Ana Wu: You have been working at the UCLA Extension American Language Center for 30 years. As a previous Acting Director and current member of the Recruiting Committee, what advice would you give to NNES applicants when applying for a job (from writing a letter to preparing for an interview) at an IEP institute?

Ms. Tanka: Since a resume provides the first impression of a candidate, I can’t overemphasize the importance of proofreading a resume and cover letter before sending them. As an NNES, I have never sent out a resume without asking a native speaker (or two) to look over what I’ve written, if for nothing else than to spot possible typos. Errors in these introductory documents can be an immediate turn-off, perceived as a sign of sloppiness or downright incompetence. I’m not saying we’ve never interviewed candidates who had spelling errors or missing articles in their writing, but these errors definitely act as red flags. On the other hand, do not try to sound overly polished in your writing, lifting paragraphs from ESL methodology texts, elaborating extensively on your teaching philosophy. You will have plenty of chances to discuss your views on classroom methodology during the interview. I think the same qualities that make you a good classroom teacher should shine through during the interview: be personable, confident, sincere and knowledgeable. These qualities are not language dependent. Treat the interviewer as a colleague who is familiar with and sympathetic to NNESs’ challenges.
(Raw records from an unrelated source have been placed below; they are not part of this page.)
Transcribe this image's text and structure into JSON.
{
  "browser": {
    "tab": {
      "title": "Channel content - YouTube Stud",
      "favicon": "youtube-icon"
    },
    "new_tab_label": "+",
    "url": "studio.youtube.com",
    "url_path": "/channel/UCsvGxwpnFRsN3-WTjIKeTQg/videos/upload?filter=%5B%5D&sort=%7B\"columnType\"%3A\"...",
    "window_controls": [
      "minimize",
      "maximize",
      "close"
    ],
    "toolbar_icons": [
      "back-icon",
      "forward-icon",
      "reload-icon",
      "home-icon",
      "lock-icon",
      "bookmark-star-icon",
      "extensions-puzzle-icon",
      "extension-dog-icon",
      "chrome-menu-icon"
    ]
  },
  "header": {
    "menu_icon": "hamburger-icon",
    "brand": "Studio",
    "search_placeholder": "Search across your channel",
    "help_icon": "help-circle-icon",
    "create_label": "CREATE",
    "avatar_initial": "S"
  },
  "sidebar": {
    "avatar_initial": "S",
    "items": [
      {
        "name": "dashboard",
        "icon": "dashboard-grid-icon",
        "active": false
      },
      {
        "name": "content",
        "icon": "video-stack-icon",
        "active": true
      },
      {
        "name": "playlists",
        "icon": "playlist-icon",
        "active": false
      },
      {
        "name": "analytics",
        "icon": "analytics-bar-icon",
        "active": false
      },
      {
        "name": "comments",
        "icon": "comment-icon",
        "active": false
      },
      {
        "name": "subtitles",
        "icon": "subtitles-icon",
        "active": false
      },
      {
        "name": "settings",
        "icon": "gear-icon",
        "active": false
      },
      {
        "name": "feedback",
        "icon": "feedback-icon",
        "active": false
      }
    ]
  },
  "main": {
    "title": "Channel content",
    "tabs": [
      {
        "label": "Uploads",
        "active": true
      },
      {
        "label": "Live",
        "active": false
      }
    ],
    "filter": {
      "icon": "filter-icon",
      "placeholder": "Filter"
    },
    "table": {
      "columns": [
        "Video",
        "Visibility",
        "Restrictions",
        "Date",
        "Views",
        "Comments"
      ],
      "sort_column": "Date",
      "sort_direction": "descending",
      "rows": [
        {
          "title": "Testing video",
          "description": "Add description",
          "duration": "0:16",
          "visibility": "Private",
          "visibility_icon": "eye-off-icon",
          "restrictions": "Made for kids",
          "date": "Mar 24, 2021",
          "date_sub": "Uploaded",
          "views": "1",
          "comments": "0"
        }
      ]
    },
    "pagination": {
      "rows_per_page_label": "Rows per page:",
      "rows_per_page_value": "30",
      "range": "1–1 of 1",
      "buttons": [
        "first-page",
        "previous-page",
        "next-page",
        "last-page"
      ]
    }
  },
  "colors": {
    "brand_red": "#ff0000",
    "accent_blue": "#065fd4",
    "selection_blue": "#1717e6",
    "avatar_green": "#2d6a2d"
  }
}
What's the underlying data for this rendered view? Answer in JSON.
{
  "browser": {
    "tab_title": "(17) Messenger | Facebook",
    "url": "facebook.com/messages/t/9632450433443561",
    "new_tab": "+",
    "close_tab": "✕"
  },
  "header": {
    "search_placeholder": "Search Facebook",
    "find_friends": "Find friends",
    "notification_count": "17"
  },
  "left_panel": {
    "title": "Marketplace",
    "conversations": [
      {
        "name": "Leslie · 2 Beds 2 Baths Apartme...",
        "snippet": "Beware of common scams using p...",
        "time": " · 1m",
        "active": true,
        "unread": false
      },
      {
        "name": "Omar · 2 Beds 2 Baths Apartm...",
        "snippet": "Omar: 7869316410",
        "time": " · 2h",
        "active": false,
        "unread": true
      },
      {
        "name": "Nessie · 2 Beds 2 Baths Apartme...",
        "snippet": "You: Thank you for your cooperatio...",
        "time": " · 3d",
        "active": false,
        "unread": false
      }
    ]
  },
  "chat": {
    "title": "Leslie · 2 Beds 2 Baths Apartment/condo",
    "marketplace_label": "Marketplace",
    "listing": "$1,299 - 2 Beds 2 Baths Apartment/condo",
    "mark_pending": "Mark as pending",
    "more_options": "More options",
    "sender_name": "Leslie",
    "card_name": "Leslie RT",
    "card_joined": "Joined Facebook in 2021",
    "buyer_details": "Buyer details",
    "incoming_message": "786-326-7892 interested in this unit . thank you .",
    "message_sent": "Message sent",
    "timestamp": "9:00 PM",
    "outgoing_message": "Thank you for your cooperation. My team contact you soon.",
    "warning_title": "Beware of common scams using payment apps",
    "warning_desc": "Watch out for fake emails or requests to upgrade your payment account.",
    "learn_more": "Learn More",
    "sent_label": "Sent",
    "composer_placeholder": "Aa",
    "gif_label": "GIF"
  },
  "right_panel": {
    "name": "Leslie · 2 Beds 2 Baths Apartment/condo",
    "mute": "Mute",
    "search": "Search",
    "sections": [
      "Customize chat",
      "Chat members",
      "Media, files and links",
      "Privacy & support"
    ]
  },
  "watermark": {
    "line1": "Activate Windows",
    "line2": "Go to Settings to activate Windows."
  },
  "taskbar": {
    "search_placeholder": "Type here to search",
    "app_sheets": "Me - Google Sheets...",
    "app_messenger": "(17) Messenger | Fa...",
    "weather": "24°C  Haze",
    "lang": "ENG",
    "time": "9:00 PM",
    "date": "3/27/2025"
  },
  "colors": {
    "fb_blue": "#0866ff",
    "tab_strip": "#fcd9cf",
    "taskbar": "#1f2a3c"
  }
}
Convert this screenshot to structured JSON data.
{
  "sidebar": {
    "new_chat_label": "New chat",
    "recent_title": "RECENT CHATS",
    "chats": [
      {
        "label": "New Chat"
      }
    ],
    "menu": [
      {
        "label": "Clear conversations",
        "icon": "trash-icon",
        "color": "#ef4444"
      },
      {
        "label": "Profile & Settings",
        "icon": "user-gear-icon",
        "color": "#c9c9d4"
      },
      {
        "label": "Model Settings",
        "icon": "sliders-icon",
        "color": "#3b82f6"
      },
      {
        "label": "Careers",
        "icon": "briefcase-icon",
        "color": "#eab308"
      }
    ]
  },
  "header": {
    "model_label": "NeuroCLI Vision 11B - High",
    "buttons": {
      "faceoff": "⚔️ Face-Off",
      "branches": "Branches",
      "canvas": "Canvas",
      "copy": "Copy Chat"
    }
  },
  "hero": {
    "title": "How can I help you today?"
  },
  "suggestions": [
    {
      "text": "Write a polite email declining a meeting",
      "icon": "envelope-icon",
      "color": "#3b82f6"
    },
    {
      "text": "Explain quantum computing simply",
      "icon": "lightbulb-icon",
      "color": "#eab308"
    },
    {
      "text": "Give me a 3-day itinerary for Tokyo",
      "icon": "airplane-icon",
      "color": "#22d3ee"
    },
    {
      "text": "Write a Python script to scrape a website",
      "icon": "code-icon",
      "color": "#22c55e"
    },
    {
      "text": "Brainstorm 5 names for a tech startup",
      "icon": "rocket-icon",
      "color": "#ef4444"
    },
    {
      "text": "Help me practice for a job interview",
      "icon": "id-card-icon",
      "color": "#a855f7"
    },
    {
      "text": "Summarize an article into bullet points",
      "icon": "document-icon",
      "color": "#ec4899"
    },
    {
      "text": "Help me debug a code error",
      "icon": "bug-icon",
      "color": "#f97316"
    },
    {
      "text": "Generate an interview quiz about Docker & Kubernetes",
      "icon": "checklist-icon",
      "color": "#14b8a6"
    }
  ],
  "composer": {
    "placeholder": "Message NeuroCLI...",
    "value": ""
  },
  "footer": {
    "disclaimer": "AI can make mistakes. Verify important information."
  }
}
We know that most NNESTs bring a wealth of experience to the job, so we’re willing to overlook minor errors or a slight accent if you’re a good fit for the job. On the other hand, don’t take it personally if you are not hired due to lack of accuracy/fluency in English. In IEPs, there is heightened sensitivity to customer satisfaction; rightly or wrongly, our students expect (and often demand) to learn from instructors with native or near-native English proficiency, and our hiring practices reflect this market demand.

My final advice regarding the interview process is to learn as much as possible about the prospective job and institution ahead of time. My last question during an interview is usually, “Do you have any questions for me?” I’m always most impressed with candidates who have specific questions to ask about our curriculum, schedule, faculty and working conditions; it shows that they’ve gone to our website and done their homework. In other words, they’ve invested some time as a sign of sincere interest.

Ana Wu: Thank you for this interesting interview!